### TASK DETAILS
Copy out each line from the material where the word "Term" is found.

### DATA TO USE
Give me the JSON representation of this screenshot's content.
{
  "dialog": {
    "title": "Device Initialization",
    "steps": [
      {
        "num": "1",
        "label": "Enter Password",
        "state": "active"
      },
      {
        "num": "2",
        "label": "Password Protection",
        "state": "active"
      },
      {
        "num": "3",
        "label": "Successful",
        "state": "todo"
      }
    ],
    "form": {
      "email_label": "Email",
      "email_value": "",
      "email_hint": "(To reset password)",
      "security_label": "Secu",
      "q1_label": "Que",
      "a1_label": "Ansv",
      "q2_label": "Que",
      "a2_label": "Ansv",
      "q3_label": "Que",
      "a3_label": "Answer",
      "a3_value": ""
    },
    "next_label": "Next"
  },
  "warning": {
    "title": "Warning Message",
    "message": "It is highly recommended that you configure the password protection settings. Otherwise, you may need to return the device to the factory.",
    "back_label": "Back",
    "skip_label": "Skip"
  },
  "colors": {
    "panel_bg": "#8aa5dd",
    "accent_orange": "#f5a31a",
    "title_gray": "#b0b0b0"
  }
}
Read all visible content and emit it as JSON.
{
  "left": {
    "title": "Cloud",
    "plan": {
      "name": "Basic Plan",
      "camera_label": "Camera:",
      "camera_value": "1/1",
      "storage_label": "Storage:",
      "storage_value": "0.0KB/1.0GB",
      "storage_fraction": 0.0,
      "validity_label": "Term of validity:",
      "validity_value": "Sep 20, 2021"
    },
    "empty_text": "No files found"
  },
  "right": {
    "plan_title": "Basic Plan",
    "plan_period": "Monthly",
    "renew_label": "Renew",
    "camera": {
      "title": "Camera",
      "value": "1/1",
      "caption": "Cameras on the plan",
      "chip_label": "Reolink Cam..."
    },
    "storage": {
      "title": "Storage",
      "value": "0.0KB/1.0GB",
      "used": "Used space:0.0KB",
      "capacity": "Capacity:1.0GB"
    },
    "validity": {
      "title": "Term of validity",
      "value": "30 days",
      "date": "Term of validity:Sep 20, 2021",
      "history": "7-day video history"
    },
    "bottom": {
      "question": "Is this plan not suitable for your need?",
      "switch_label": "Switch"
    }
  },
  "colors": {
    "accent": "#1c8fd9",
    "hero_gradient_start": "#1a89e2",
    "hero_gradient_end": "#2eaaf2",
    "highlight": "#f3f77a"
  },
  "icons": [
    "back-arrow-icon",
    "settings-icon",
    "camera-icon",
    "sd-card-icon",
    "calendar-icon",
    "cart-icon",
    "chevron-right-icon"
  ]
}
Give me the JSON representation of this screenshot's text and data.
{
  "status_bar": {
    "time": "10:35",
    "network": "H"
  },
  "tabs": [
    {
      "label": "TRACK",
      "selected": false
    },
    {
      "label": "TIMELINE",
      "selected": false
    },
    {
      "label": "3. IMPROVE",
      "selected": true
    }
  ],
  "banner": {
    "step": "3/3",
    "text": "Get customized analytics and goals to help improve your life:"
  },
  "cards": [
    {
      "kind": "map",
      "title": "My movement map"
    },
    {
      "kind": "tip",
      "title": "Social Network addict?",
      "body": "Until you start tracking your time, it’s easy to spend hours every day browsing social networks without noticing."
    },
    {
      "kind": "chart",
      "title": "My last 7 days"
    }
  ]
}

### TASK RESPONSE
      "validity_label": "Term of validity:",
      "title": "Term of validity",
      "date": "Term of validity:Sep 20, 2021",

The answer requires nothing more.